MATERIALS PROVIDED
========

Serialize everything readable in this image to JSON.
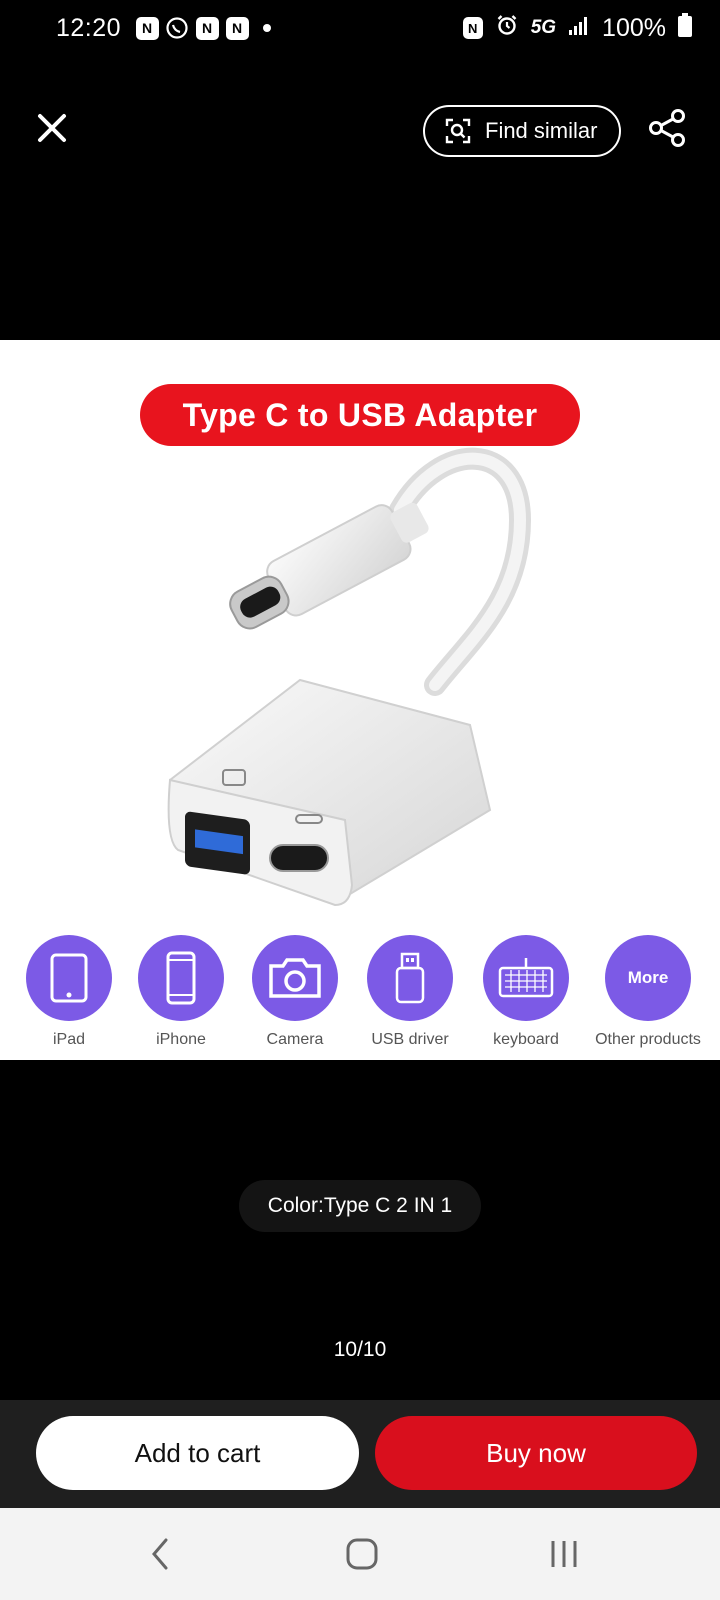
{
  "status_bar": {
    "time": "12:20",
    "network": "5G",
    "battery": "100%"
  },
  "header": {
    "find_similar_label": "Find similar"
  },
  "product_image": {
    "banner_text": "Type C to USB Adapter",
    "compat": [
      {
        "label": "iPad",
        "icon": "tablet-icon"
      },
      {
        "label": "iPhone",
        "icon": "phone-icon"
      },
      {
        "label": "Camera",
        "icon": "camera-icon"
      },
      {
        "label": "USB driver",
        "icon": "usb-drive-icon"
      },
      {
        "label": "keyboard",
        "icon": "keyboard-icon"
      },
      {
        "label": "Other products",
        "icon": "more-icon",
        "circle_text": "More"
      }
    ]
  },
  "variant": {
    "color_label": "Color:Type C 2 IN 1"
  },
  "gallery": {
    "counter": "10/10"
  },
  "actions": {
    "add_to_cart": "Add to cart",
    "buy_now": "Buy now"
  },
  "colors": {
    "accent_red": "#d90f1d",
    "icon_purple": "#7c5ae6"
  }
}
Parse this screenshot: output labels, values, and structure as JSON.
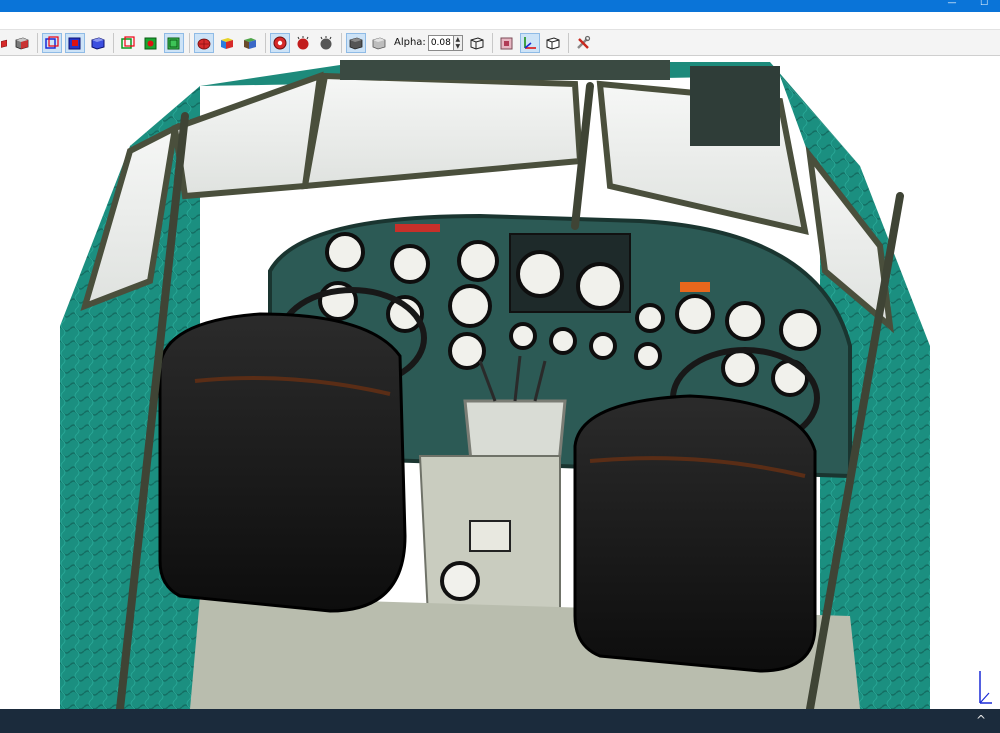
{
  "window": {
    "minimize_glyph": "—",
    "maximize_glyph": "☐"
  },
  "toolbar": {
    "alpha_label": "Alpha:",
    "alpha_value": "0.08",
    "icons": [
      "red-cube-icon",
      "shaded-cube-icon",
      "blue-wire-cube-icon",
      "blue-solid-cube-icon",
      "blue-outline-cube-icon",
      "green-wire-cube-icon",
      "green-solid-cube-icon",
      "green-outline-cube-icon",
      "red-mesh-icon",
      "colored-cube-icon",
      "textured-cube-icon",
      "red-sphere-icon",
      "red-ball-icon",
      "gray-ball-icon",
      "solid-box-icon",
      "transparent-box-icon",
      "wire-box-icon",
      "pink-box-icon",
      "axes-icon",
      "outline-box-icon",
      "tools-icon"
    ]
  },
  "viewport": {
    "scene_label": "3D cockpit model",
    "colors": {
      "fabric": "#1b8f80",
      "panel": "#2c5a55",
      "frame": "#4a4f3c",
      "seat": "#141414",
      "window": "#eef0ee",
      "floor": "#c9ccbf"
    }
  },
  "taskbar": {
    "chevron": "^"
  }
}
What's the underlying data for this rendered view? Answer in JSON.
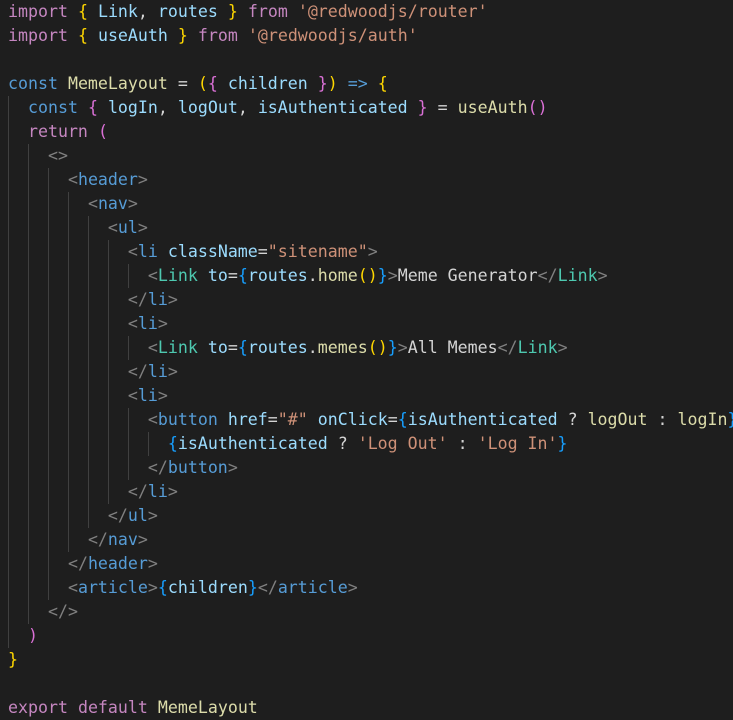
{
  "editor": {
    "lines": [
      [
        [
          "kw",
          "import"
        ],
        [
          "op",
          " "
        ],
        [
          "b1",
          "{"
        ],
        [
          "op",
          " "
        ],
        [
          "vr",
          "Link"
        ],
        [
          "op",
          ", "
        ],
        [
          "vr",
          "routes"
        ],
        [
          "op",
          " "
        ],
        [
          "b1",
          "}"
        ],
        [
          "op",
          " "
        ],
        [
          "kw",
          "from"
        ],
        [
          "op",
          " "
        ],
        [
          "str",
          "'@redwoodjs/router'"
        ]
      ],
      [
        [
          "kw",
          "import"
        ],
        [
          "op",
          " "
        ],
        [
          "b1",
          "{"
        ],
        [
          "op",
          " "
        ],
        [
          "vr",
          "useAuth"
        ],
        [
          "op",
          " "
        ],
        [
          "b1",
          "}"
        ],
        [
          "op",
          " "
        ],
        [
          "kw",
          "from"
        ],
        [
          "op",
          " "
        ],
        [
          "str",
          "'@redwoodjs/auth'"
        ]
      ],
      [],
      [
        [
          "st",
          "const"
        ],
        [
          "op",
          " "
        ],
        [
          "fn",
          "MemeLayout"
        ],
        [
          "op",
          " = "
        ],
        [
          "b1",
          "("
        ],
        [
          "b2",
          "{"
        ],
        [
          "op",
          " "
        ],
        [
          "vr",
          "children"
        ],
        [
          "op",
          " "
        ],
        [
          "b2",
          "}"
        ],
        [
          "b1",
          ")"
        ],
        [
          "op",
          " "
        ],
        [
          "st",
          "=>"
        ],
        [
          "op",
          " "
        ],
        [
          "b1",
          "{"
        ]
      ],
      [
        [
          "op",
          "  "
        ],
        [
          "st",
          "const"
        ],
        [
          "op",
          " "
        ],
        [
          "b2",
          "{"
        ],
        [
          "op",
          " "
        ],
        [
          "vr",
          "logIn"
        ],
        [
          "op",
          ", "
        ],
        [
          "vr",
          "logOut"
        ],
        [
          "op",
          ", "
        ],
        [
          "vr",
          "isAuthenticated"
        ],
        [
          "op",
          " "
        ],
        [
          "b2",
          "}"
        ],
        [
          "op",
          " = "
        ],
        [
          "fn",
          "useAuth"
        ],
        [
          "b2",
          "()"
        ]
      ],
      [
        [
          "op",
          "  "
        ],
        [
          "kw",
          "return"
        ],
        [
          "op",
          " "
        ],
        [
          "b2",
          "("
        ]
      ],
      [
        [
          "op",
          "    "
        ],
        [
          "brk",
          "<>"
        ]
      ],
      [
        [
          "op",
          "      "
        ],
        [
          "brk",
          "<"
        ],
        [
          "tag",
          "header"
        ],
        [
          "brk",
          ">"
        ]
      ],
      [
        [
          "op",
          "        "
        ],
        [
          "brk",
          "<"
        ],
        [
          "tag",
          "nav"
        ],
        [
          "brk",
          ">"
        ]
      ],
      [
        [
          "op",
          "          "
        ],
        [
          "brk",
          "<"
        ],
        [
          "tag",
          "ul"
        ],
        [
          "brk",
          ">"
        ]
      ],
      [
        [
          "op",
          "            "
        ],
        [
          "brk",
          "<"
        ],
        [
          "tag",
          "li"
        ],
        [
          "op",
          " "
        ],
        [
          "vr",
          "className"
        ],
        [
          "op",
          "="
        ],
        [
          "str",
          "\"sitename\""
        ],
        [
          "brk",
          ">"
        ]
      ],
      [
        [
          "op",
          "              "
        ],
        [
          "brk",
          "<"
        ],
        [
          "cmp",
          "Link"
        ],
        [
          "op",
          " "
        ],
        [
          "vr",
          "to"
        ],
        [
          "op",
          "="
        ],
        [
          "b3",
          "{"
        ],
        [
          "vr",
          "routes"
        ],
        [
          "op",
          "."
        ],
        [
          "fn",
          "home"
        ],
        [
          "b1",
          "()"
        ],
        [
          "b3",
          "}"
        ],
        [
          "brk",
          ">"
        ],
        [
          "tx",
          "Meme Generator"
        ],
        [
          "brk",
          "</"
        ],
        [
          "cmp",
          "Link"
        ],
        [
          "brk",
          ">"
        ]
      ],
      [
        [
          "op",
          "            "
        ],
        [
          "brk",
          "</"
        ],
        [
          "tag",
          "li"
        ],
        [
          "brk",
          ">"
        ]
      ],
      [
        [
          "op",
          "            "
        ],
        [
          "brk",
          "<"
        ],
        [
          "tag",
          "li"
        ],
        [
          "brk",
          ">"
        ]
      ],
      [
        [
          "op",
          "              "
        ],
        [
          "brk",
          "<"
        ],
        [
          "cmp",
          "Link"
        ],
        [
          "op",
          " "
        ],
        [
          "vr",
          "to"
        ],
        [
          "op",
          "="
        ],
        [
          "b3",
          "{"
        ],
        [
          "vr",
          "routes"
        ],
        [
          "op",
          "."
        ],
        [
          "fn",
          "memes"
        ],
        [
          "b1",
          "()"
        ],
        [
          "b3",
          "}"
        ],
        [
          "brk",
          ">"
        ],
        [
          "tx",
          "All Memes"
        ],
        [
          "brk",
          "</"
        ],
        [
          "cmp",
          "Link"
        ],
        [
          "brk",
          ">"
        ]
      ],
      [
        [
          "op",
          "            "
        ],
        [
          "brk",
          "</"
        ],
        [
          "tag",
          "li"
        ],
        [
          "brk",
          ">"
        ]
      ],
      [
        [
          "op",
          "            "
        ],
        [
          "brk",
          "<"
        ],
        [
          "tag",
          "li"
        ],
        [
          "brk",
          ">"
        ]
      ],
      [
        [
          "op",
          "              "
        ],
        [
          "brk",
          "<"
        ],
        [
          "tag",
          "button"
        ],
        [
          "op",
          " "
        ],
        [
          "vr",
          "href"
        ],
        [
          "op",
          "="
        ],
        [
          "str",
          "\"#\""
        ],
        [
          "op",
          " "
        ],
        [
          "vr",
          "onClick"
        ],
        [
          "op",
          "="
        ],
        [
          "b3",
          "{"
        ],
        [
          "vr",
          "isAuthenticated"
        ],
        [
          "op",
          " ? "
        ],
        [
          "fn",
          "logOut"
        ],
        [
          "op",
          " : "
        ],
        [
          "fn",
          "logIn"
        ],
        [
          "b3",
          "}"
        ],
        [
          "brk",
          ">"
        ]
      ],
      [
        [
          "op",
          "                "
        ],
        [
          "b3",
          "{"
        ],
        [
          "vr",
          "isAuthenticated"
        ],
        [
          "op",
          " ? "
        ],
        [
          "str",
          "'Log Out'"
        ],
        [
          "op",
          " : "
        ],
        [
          "str",
          "'Log In'"
        ],
        [
          "b3",
          "}"
        ]
      ],
      [
        [
          "op",
          "              "
        ],
        [
          "brk",
          "</"
        ],
        [
          "tag",
          "button"
        ],
        [
          "brk",
          ">"
        ]
      ],
      [
        [
          "op",
          "            "
        ],
        [
          "brk",
          "</"
        ],
        [
          "tag",
          "li"
        ],
        [
          "brk",
          ">"
        ]
      ],
      [
        [
          "op",
          "          "
        ],
        [
          "brk",
          "</"
        ],
        [
          "tag",
          "ul"
        ],
        [
          "brk",
          ">"
        ]
      ],
      [
        [
          "op",
          "        "
        ],
        [
          "brk",
          "</"
        ],
        [
          "tag",
          "nav"
        ],
        [
          "brk",
          ">"
        ]
      ],
      [
        [
          "op",
          "      "
        ],
        [
          "brk",
          "</"
        ],
        [
          "tag",
          "header"
        ],
        [
          "brk",
          ">"
        ]
      ],
      [
        [
          "op",
          "      "
        ],
        [
          "brk",
          "<"
        ],
        [
          "tag",
          "article"
        ],
        [
          "brk",
          ">"
        ],
        [
          "b3",
          "{"
        ],
        [
          "vr",
          "children"
        ],
        [
          "b3",
          "}"
        ],
        [
          "brk",
          "</"
        ],
        [
          "tag",
          "article"
        ],
        [
          "brk",
          ">"
        ]
      ],
      [
        [
          "op",
          "    "
        ],
        [
          "brk",
          "</>"
        ]
      ],
      [
        [
          "op",
          "  "
        ],
        [
          "b2",
          ")"
        ]
      ],
      [
        [
          "b1",
          "}"
        ]
      ],
      [],
      [
        [
          "kw",
          "export"
        ],
        [
          "op",
          " "
        ],
        [
          "kw",
          "default"
        ],
        [
          "op",
          " "
        ],
        [
          "fn",
          "MemeLayout"
        ]
      ]
    ]
  },
  "colors": {
    "background": "#1e1e1e",
    "keyword_control": "#c586c0",
    "keyword_storage": "#569cd6",
    "variable": "#9cdcfe",
    "function": "#dcdcaa",
    "string": "#ce9178",
    "component": "#4ec9b0",
    "punctuation": "#808080",
    "bracket_1": "#ffd700",
    "bracket_2": "#da70d6",
    "bracket_3": "#179fff"
  }
}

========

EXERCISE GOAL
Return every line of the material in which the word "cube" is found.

WRITTEN SOLUTION
      "red-cube-icon",
      "shaded-cube-icon",
      "blue-wire-cube-icon",
      "blue-solid-cube-icon",
      "blue-outline-cube-icon",
      "green-wire-cube-icon",
      "green-solid-cube-icon",
      "green-outline-cube-icon",
      "colored-cube-icon",
      "textured-cube-icon",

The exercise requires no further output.